Civil Code section 3287 does not provide for prejudgment interest in uninsured motorist proceeding based on insured’s prevailing Code of Civil Procedure section 998 offer. Glassman v. Safeco Insurance Company of America (2023) 90 Cal.App.5th 1281.
While crossing the street, plaintiff and her mother were struck by a vehicle. Plaintiff’s mother died, and plaintiff suffered serious injuries and emotional distress. She received $255,000 under her Safeco Insurance Company auto policy and $250,000 from the

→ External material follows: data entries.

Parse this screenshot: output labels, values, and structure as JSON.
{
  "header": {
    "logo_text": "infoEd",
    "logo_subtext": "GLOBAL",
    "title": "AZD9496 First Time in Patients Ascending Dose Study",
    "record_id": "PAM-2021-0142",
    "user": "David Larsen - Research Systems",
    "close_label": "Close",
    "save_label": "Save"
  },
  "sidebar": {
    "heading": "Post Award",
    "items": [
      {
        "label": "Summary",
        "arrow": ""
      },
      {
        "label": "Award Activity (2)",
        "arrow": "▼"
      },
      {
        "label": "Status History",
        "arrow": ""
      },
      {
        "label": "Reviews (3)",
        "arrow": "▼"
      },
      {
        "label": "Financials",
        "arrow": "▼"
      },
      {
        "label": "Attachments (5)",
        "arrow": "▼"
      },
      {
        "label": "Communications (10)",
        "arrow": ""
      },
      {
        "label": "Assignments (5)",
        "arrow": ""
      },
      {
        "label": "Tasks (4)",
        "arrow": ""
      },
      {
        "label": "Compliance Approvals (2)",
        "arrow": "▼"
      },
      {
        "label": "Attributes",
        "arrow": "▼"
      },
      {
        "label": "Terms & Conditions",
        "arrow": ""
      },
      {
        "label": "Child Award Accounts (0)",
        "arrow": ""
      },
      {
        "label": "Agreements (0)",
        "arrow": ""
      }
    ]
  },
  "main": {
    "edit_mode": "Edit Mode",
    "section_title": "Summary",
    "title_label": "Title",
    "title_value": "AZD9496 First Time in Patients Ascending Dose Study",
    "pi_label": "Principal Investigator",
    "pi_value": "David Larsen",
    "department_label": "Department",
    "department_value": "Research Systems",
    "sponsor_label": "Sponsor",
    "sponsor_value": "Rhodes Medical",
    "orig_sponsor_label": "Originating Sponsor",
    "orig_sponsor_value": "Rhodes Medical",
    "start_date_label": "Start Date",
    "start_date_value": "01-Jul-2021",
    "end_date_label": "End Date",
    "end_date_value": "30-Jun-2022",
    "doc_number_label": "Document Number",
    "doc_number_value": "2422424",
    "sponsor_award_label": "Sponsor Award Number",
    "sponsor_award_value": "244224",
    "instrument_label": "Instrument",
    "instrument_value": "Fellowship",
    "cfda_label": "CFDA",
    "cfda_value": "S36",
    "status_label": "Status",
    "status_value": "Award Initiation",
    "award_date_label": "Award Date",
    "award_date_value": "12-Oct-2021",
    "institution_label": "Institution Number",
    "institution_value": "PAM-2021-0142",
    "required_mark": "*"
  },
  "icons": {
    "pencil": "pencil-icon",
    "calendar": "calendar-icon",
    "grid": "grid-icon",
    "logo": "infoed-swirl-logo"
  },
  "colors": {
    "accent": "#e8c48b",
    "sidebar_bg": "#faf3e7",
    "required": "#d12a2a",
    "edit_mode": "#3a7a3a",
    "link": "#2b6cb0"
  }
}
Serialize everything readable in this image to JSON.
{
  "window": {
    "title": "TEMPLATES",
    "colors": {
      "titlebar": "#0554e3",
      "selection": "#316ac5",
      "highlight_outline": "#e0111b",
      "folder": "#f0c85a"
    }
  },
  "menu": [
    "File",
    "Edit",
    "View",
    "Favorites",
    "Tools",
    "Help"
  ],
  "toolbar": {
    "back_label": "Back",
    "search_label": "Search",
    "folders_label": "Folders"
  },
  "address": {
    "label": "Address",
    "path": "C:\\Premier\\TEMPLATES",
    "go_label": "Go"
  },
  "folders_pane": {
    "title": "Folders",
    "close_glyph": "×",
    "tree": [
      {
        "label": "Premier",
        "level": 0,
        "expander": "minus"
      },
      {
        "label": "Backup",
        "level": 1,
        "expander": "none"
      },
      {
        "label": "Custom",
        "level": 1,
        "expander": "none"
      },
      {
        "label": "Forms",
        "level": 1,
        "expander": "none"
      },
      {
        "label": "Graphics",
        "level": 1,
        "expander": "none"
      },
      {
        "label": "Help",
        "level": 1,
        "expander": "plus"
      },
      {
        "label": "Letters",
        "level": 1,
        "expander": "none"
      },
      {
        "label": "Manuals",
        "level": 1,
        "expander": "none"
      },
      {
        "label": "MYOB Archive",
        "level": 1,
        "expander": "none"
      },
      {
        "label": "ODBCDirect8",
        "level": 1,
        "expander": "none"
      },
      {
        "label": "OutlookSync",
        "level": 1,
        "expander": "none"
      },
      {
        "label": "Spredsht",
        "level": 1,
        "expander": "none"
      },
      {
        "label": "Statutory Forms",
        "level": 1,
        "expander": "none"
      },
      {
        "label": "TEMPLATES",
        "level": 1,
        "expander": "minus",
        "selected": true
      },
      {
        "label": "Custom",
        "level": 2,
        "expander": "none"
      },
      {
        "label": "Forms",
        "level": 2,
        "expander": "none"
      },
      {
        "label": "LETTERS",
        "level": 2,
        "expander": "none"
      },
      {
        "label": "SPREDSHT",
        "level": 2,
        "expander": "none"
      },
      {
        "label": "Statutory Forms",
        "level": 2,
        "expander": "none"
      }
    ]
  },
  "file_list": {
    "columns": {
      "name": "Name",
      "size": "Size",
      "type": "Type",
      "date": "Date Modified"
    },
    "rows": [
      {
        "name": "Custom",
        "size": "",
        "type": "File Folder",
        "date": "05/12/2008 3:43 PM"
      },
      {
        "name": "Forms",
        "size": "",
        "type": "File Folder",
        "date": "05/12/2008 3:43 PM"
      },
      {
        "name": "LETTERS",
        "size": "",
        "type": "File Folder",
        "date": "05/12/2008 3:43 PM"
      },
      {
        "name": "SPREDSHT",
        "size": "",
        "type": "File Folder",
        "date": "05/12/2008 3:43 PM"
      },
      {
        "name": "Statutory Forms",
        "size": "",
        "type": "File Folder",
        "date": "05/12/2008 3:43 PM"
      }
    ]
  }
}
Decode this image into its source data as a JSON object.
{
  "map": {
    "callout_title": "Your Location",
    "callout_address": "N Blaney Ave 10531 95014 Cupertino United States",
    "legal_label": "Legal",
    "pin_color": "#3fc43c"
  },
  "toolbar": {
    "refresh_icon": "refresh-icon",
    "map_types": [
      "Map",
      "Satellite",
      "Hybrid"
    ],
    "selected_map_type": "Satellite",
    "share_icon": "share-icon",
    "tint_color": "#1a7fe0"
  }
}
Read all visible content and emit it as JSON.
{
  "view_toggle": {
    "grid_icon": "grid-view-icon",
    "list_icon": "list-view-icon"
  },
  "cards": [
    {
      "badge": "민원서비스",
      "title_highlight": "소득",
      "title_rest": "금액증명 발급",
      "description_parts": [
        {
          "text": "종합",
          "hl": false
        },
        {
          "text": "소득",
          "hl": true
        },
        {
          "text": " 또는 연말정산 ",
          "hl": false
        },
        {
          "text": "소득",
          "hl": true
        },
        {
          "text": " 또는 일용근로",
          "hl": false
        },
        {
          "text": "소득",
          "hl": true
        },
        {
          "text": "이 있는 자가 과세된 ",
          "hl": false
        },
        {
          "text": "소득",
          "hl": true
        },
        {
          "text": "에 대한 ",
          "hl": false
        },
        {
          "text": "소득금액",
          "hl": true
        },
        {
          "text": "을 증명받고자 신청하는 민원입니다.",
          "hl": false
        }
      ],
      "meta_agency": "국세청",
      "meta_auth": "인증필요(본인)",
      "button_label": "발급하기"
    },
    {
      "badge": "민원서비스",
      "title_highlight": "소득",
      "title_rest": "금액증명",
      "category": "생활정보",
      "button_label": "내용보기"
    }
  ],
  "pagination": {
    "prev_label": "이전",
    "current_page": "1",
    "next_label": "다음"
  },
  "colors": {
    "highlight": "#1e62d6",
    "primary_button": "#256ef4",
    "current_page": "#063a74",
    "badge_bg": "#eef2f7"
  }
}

driver’s policy. Safeco denied her claim for excess underinsured motorist (UIM) benefits, and plaintiff initiated a UIM arbitration. After pre-hearing discovery during which Safeco’s retained expert issued a report indicating plaintiff’s emotional injuries were extensive, plaintiff served a Code of Civil Procedure section 998 offer for $999,999.99, one cent less than the policy limit. Safeco rejected the offer. The matter was arbitrated and the arbitrator concluded that plaintiff’s compensable expenses were “well over” $1 million and she was thus entitled to the full $1 million policy limit, but declined to determine the exact amount of her damages. The trial court confirmed the arbitration award. Plaintiff also sought prejudgment interest under Civil Code section 3287, subdivision (a), arguing that her damages became certain as of the date of her section 998 offer. The trial court denied the motion.
The Court of Appeal (Sixth Dist.) affirmed. Nothing in the statutory language of either Civil Code section 3287 or Code of Civil Procedure section 998 indicates that a section 998 offer renders damages liquidated for purposes of section 3287. While the court did not rule out the possibility that notice to a UIM insurer that the plaintiffs’ damages exceed the policy limit could render the damages sufficiently liquidated to permit an award of prejudgment interest, the record here did not show that the arbitration award was based solely on the information already available to Safeco at the time plaintiff made her section 998 offer. Therefore, the record did not show that the amount of plaintiffs’ damages were known or reasonably available to Safeco when plaintiff made that offer.
This e-Bulletin was prepared by Emily V. Cuatto, Certified Appellate Specialist and Partner of Horvitz & Levy LLP. Ms. Cuatto is a member of the Insurance Law Standing Committee of the Business Law Section of the California Lawyers Association.